-------- RECORDS SHOWN

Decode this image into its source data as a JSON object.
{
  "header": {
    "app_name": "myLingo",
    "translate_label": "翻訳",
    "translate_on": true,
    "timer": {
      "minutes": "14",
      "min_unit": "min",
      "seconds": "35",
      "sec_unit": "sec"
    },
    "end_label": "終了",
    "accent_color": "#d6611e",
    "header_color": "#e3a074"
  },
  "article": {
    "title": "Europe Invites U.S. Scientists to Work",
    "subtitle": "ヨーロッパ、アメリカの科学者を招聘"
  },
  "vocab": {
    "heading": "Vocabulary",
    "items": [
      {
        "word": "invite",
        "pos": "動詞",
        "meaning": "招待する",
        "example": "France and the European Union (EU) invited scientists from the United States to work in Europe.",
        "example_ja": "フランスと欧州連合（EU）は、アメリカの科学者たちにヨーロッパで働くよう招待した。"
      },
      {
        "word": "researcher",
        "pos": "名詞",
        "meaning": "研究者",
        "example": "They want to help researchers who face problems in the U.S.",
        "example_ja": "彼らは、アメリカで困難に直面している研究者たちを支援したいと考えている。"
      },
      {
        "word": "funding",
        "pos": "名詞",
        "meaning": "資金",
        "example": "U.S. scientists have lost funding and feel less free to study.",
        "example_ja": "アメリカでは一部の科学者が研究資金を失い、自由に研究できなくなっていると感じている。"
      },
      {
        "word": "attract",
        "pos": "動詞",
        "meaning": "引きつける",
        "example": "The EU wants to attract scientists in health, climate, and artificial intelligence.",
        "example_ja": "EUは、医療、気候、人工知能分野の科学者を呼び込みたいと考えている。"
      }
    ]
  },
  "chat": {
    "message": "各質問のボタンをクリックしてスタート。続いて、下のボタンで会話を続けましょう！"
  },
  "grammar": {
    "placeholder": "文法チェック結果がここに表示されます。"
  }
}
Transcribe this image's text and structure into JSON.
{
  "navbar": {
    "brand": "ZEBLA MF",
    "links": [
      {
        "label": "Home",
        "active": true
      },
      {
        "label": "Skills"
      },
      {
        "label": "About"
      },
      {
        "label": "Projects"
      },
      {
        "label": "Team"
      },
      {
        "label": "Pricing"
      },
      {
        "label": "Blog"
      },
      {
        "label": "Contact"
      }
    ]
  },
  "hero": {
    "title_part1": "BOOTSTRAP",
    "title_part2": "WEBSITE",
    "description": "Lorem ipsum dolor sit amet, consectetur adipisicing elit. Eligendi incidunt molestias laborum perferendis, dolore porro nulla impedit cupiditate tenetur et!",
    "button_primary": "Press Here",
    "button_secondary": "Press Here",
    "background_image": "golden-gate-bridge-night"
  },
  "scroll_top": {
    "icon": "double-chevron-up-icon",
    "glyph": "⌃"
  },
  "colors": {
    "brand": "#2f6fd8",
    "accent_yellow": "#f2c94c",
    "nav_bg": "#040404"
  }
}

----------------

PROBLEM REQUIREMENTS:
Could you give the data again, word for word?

TASK RESULT:
Decode this image into its source data as a JSON object.
{
  "header": {
    "app_name": "myLingo",
    "translate_label": "翻訳",
    "translate_on": true,
    "timer": {
      "minutes": "14",
      "min_unit": "min",
      "seconds": "35",
      "sec_unit": "sec"
    },
    "end_label": "終了",
    "accent_color": "#d6611e",
    "header_color": "#e3a074"
  },
  "article": {
    "title": "Europe Invites U.S. Scientists to Work",
    "subtitle": "ヨーロッパ、アメリカの科学者を招聘"
  },
  "vocab": {
    "heading": "Vocabulary",
    "items": [
      {
        "word": "invite",
        "pos": "動詞",
        "meaning": "招待する",
        "example": "France and the European Union (EU) invited scientists from the United States to work in Europe.",
        "example_ja": "フランスと欧州連合（EU）は、アメリカの科学者たちにヨーロッパで働くよう招待した。"
      },
      {
        "word": "researcher",
        "pos": "名詞",
        "meaning": "研究者",
        "example": "They want to help researchers who face problems in the U.S.",
        "example_ja": "彼らは、アメリカで困難に直面している研究者たちを支援したいと考えている。"
      },
      {
        "word": "funding",
        "pos": "名詞",
        "meaning": "資金",
        "example": "U.S. scientists have lost funding and feel less free to study.",
        "example_ja": "アメリカでは一部の科学者が研究資金を失い、自由に研究できなくなっていると感じている。"
      },
      {
        "word": "attract",
        "pos": "動詞",
        "meaning": "引きつける",
        "example": "The EU wants to attract scientists in health, climate, and artificial intelligence.",
        "example_ja": "EUは、医療、気候、人工知能分野の科学者を呼び込みたいと考えている。"
      }
    ]
  },
  "chat": {
    "message": "各質問のボタンをクリックしてスタート。続いて、下のボタンで会話を続けましょう！"
  },
  "grammar": {
    "placeholder": "文法チェック結果がここに表示されます。"
  }
}
Transcribe this image's text and structure into JSON.
{
  "navbar": {
    "brand": "ZEBLA MF",
    "links": [
      {
        "label": "Home",
        "active": true
      },
      {
        "label": "Skills"
      },
      {
        "label": "About"
      },
      {
        "label": "Projects"
      },
      {
        "label": "Team"
      },
      {
        "label": "Pricing"
      },
      {
        "label": "Blog"
      },
      {
        "label": "Contact"
      }
    ]
  },
  "hero": {
    "title_part1": "BOOTSTRAP",
    "title_part2": "WEBSITE",
    "description": "Lorem ipsum dolor sit amet, consectetur adipisicing elit. Eligendi incidunt molestias laborum perferendis, dolore porro nulla impedit cupiditate tenetur et!",
    "button_primary": "Press Here",
    "button_secondary": "Press Here",
    "background_image": "golden-gate-bridge-night"
  },
  "scroll_top": {
    "icon": "double-chevron-up-icon",
    "glyph": "⌃"
  },
  "colors": {
    "brand": "#2f6fd8",
    "accent_yellow": "#f2c94c",
    "nav_bg": "#040404"
  }
}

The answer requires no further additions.